Wed Oct 25 08:00:00 CDT 2017

Consensus Consensus Range Actual Previous Revised
M/M change 0.4% 0.1% to 0.5% 0.7% 0.2% 0.4%
Y/Y change 6.6% 6.3% 6.5%

Highlights
Home prices remain very firm, up a higher-than-expected 0.7 percent in August vs an upward revised 0.4 percent gain in July. The year-on-year rate is up 1 tenth and back near a 4-year high at 6.6 percent. The Pacific, at a yearly 9.3 percent gain, has moved out in front of the Mountain region at 8.3 percent. The Mid-Atlantic is in the rear as it often is, up however a still solid 5.0 percent.

FHFA prices have been holding over the 6 percent appreciation line all year with Case-Shiller data just below. Today's report will raise estimates for next week's Case-Shiller report.

Market Consensus Before Announcement
Appreciation in home prices has been perhaps this year's best economic story, running at roughly a 6 percent annual rate and giving an important lift to household wealth. Yet appreciation has been slowing in recent months in line with weakness in home sales. The FHFA house price index managed only a 0.2 percent monthly gain in July with the rate expected to rise to 0.4 percent in August.

Definition
The Federal Housing Finance Agency (FHFA) House Price Index (HPI) covers single-family housing, using data provided by Fannie Mae and Freddie Mac. The House Price Index is derived from transactions involving conforming conventional mortgages purchased or securitized by Fannie Mae or Freddie Mac. In contrast to other house price indexes, the sample is limited by the ceiling amount for conforming loans purchased by these government-sponsored enterprises (GSE). Mortgages insured by the FHA, VA, or other federal entities are excluded because they are not "conventional" loans. The FHFA House Price Index is a repeat transactions measure. It compares prices or appraised values for similar houses.



Description
Home values affect much in the economy - especially the housing and consumer sectors. Periods of rising home values encourage new construction while periods of soft home prices can damp housing starts. Changes in home values play key roles in consumer spending and in consumer financial health.

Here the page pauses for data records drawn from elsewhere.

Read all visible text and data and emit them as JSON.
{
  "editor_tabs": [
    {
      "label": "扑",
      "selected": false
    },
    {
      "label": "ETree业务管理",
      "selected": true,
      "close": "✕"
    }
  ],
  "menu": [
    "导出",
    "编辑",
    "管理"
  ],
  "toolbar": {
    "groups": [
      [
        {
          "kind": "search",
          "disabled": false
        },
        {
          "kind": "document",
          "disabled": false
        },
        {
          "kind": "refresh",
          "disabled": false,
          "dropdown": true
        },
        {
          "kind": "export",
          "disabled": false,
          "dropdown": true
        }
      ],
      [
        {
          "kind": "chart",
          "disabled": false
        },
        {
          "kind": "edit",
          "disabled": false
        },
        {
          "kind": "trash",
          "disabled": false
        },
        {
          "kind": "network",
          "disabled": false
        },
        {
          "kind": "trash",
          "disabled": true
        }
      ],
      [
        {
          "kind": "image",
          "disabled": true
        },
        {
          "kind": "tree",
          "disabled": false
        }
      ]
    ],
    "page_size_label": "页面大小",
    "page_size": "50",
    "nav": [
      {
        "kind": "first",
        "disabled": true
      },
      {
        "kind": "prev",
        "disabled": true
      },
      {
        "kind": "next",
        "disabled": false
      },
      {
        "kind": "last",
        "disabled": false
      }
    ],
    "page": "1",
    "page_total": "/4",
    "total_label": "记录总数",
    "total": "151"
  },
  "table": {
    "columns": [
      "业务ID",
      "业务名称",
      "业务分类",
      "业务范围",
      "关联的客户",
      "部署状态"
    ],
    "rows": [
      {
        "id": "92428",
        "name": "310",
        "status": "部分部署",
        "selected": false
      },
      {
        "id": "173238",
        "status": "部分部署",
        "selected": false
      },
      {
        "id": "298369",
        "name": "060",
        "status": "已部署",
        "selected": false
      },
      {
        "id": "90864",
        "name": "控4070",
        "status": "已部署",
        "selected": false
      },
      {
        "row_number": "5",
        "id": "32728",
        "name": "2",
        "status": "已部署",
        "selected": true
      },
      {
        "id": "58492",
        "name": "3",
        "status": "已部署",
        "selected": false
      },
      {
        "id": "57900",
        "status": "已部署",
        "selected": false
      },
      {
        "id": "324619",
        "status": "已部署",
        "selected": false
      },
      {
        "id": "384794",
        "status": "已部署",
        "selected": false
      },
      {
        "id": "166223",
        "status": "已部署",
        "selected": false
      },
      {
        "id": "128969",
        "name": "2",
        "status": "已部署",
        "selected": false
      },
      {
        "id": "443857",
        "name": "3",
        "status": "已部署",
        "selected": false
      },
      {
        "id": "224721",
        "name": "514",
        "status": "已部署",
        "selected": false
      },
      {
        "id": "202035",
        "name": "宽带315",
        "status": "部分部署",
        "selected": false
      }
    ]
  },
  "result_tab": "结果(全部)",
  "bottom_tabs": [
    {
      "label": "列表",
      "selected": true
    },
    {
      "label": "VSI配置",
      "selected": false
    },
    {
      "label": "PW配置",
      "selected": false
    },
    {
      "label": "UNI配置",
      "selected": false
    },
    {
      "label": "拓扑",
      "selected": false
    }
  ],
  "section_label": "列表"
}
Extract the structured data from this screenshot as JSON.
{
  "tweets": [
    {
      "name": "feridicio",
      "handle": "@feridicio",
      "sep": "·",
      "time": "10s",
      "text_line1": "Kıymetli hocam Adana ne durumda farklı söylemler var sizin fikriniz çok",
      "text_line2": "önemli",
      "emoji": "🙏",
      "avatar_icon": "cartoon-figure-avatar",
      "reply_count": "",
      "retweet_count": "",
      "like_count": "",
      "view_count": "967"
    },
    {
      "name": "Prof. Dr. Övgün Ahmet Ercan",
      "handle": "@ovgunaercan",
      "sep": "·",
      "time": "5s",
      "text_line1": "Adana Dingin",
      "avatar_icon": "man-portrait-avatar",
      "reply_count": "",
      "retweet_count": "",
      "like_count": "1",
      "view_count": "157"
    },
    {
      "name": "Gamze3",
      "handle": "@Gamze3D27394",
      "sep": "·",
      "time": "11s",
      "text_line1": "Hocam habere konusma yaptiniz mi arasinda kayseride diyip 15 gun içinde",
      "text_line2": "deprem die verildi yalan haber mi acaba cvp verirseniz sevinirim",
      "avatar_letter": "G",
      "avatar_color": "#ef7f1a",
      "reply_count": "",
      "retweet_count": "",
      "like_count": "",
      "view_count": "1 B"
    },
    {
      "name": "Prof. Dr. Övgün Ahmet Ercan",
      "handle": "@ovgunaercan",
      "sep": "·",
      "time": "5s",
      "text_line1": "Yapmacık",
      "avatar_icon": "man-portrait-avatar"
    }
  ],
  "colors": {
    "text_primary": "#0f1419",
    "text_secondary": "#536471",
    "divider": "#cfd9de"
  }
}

During the first half of this decade sharply rising home prices boosted how much home equity households held. In turn, this increased consumers' ability to spend, based on wealth effects and from being able to draw upon expanding home equity lines of credit.

With the onset of the credit crunch in mid-2007, weakness in home prices has had the reverse impact on the economy. New housing construction has been impaired and consumers have not been able to draw on home equity lines of credit as in recent years. But an additional problem for consumers is that a decline in home values reduces the ability of a home owner to refinance. During 2007, 2008, and into 2009 this became a major problem for subprime mortgage borrowers as adjustable rate mortgages reached the end of the low, "teaser rate" phase and ratcheted upward. Many subprime borrowers had bet on higher home values to lead to refinancing into an affordable fixed rate mortgage but with home equity values down, some lenders balked at refinancing subprime borrowers.